Causes: Community Improvement & Capacity Building, Environment, Forest Conservation, Geology, Natural Resources Conservation & Protection, Technology

Mission: The mission of the Amazon Conservation Team (ACT) is to work in partnership with indigenous people to conserve biodiversity, improve human and ecosystem health, and fortify traditional culture in tropical America.

Results: Over recent years, ACT and its indigenous partners have: • Mapped and surveyed over 70 million acres of ancestral Amazon forests • Support over 100 traditional shamans (healers) and their apprentices • Established the first network of Amazonian female shamans • Designed and implementation the first Amazonian indigenous park ranger training programs • Established over 50 community gardens and over 1,000 acres of sustainable agriculture containing nearly 800 traditional crops • Launched the Isolated Tribes Initiative to protect both uncontacted Indians and their forests • Established a highly successful Shamans and Apprentices Clinics in the northeast Amazon

Target demographics: Preserve the world's largest rainforest and the indigenous people who call it home. To mitigate global warming, it is critical to focus on preventing tropical deforestation in the Amazon.

Direct beneficiaries per year: Protect isolated tribes of the Amazon with research that resulted in important new legislation protecting these tribes who have chosen to remain uncontacted. This work established a new awareness about the importance of the forests these groups inhabit. The critical importance of safeguarding these forests is reflected is the Colombian Government's commitment to expand the borders of Chiribiquete National Park to 10,734 square miles, larger than the size of the state of Massachusetts.

Geographic areas served: Northwest and Northeast Amazon
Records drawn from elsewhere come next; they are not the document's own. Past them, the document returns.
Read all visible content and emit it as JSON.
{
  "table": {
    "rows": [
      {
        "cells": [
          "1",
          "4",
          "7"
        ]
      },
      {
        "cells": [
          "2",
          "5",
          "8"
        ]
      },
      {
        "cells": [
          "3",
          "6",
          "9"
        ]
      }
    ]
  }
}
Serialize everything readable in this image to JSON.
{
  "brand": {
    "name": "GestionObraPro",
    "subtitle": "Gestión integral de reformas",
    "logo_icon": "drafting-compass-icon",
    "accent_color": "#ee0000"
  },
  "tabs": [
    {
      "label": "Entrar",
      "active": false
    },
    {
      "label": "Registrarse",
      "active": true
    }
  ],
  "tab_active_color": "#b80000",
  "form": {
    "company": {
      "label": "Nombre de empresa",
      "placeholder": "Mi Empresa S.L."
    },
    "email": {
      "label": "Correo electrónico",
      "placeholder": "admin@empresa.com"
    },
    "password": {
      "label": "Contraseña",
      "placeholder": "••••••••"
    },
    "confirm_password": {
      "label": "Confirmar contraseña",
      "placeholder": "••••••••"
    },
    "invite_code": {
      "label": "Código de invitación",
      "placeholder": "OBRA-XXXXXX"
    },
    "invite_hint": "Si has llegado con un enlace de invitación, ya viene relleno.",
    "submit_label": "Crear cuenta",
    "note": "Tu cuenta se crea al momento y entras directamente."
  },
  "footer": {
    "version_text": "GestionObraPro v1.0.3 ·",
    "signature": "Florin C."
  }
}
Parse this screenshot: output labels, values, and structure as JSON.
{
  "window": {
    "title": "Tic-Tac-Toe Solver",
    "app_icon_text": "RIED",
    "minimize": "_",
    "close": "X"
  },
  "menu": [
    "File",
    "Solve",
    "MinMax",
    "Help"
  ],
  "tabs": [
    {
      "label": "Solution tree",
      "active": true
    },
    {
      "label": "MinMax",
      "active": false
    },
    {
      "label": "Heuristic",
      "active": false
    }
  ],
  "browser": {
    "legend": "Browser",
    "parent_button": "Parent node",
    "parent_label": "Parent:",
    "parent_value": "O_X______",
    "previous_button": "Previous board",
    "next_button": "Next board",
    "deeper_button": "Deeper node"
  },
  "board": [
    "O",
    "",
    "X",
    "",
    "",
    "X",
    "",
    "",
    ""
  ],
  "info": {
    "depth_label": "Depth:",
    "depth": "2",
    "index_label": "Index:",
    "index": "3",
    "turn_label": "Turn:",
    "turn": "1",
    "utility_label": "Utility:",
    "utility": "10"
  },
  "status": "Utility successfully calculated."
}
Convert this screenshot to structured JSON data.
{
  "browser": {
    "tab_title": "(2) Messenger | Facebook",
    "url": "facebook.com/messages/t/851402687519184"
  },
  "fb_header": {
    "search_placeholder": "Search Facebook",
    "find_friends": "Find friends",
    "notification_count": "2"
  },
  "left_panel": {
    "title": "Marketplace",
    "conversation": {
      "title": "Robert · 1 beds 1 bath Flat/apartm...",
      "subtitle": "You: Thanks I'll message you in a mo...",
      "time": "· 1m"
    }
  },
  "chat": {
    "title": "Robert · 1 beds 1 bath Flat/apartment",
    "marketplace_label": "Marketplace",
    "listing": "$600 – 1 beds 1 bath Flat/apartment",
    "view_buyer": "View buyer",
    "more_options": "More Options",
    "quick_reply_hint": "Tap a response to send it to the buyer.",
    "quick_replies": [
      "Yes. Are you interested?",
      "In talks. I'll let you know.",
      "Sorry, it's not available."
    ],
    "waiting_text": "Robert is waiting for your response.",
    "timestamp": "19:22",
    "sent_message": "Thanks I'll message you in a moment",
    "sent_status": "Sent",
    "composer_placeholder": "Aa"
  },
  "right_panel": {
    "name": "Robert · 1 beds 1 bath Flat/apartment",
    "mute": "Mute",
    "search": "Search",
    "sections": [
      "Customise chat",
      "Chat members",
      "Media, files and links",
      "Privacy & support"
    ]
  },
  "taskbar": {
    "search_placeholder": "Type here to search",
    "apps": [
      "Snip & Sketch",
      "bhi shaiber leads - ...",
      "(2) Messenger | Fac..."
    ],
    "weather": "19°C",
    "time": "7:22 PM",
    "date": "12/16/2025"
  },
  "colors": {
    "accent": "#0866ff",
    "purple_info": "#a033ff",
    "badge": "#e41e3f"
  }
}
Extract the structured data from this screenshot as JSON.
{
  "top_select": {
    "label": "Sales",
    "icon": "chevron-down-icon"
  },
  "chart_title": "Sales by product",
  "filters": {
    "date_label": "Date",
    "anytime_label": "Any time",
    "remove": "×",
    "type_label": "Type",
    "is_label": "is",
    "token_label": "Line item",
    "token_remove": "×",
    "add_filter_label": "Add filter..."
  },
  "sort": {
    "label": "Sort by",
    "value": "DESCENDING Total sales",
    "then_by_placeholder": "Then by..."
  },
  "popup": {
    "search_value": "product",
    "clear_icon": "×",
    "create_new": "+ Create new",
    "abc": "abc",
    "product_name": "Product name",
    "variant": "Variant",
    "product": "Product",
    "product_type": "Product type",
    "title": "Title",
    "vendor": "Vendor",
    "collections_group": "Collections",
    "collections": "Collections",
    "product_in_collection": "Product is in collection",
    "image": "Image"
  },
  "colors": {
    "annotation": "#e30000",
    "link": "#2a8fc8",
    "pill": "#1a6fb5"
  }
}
Programs: Collaboration with local communities ensures the lasting protection of biodiversity and traditional culture of the rainforest. Support for the Yachaikury Ethno-Education School allows students to learn first-hand the sustainable farming techniques that allow them to grown their own food, contribute to the food resources of surrounding communities, and provide an economic base. ACT is now financing and advising an effort to strengthen the school's infrastructure, including the construction of climate-controlled classrooms and new dormitories. Other programs include sponsorship of indigenous park guard programs and incorporation of indigenous park guards into the governmental park protection systems. In Suriname, ACT provides training for a group of indigenous women engaged in a sustainable income generation project focusing on pepper merchandising. In partnering with indigenous people, ACT programs protect one of our most valuable resources, the Amazon rainforest.

Community Stories

4 Stories from Volunteers, Donors & Supporters

Professional with expertise in this field

Rating: 5

One of the few organizations able to really work with local people to achieve outcomes good for people and the planet. A big lesson to the big NGOs about size - its not only how you use it but actually bigger is more likely to hurt!


Professional with expertise in this field

Rating: 5

the creative energy and hard work makes the the difference with this group ...and I hope to they continue with a great success! Joe Barnes

Professional with expertise in this field

Rating: 5

A truly first-class organization with defined goals, a clear strategy to achieving these goals, a staff that far exceeds even the highest of expectations, and a cause that is vitally important to the world's children and future. Anyone involved with environmental causes should consider this great organization.


Professional with expertise in this field

Rating: 5

The Amazon Conservation Team packs a passionate punch. They operate out of shoebox near DC, but their drive, dedication, and deeply held relationships make them a powerful and effective nonprofit. ACT also does something no one else will -- they are on the ground in Columbia working directly with indigenous people. While they understand, intellectually, the connection between protecting land and preserving culture and limiting climate change, they are not afraid to -- physically -- get their hands dirty for the benefit of the world.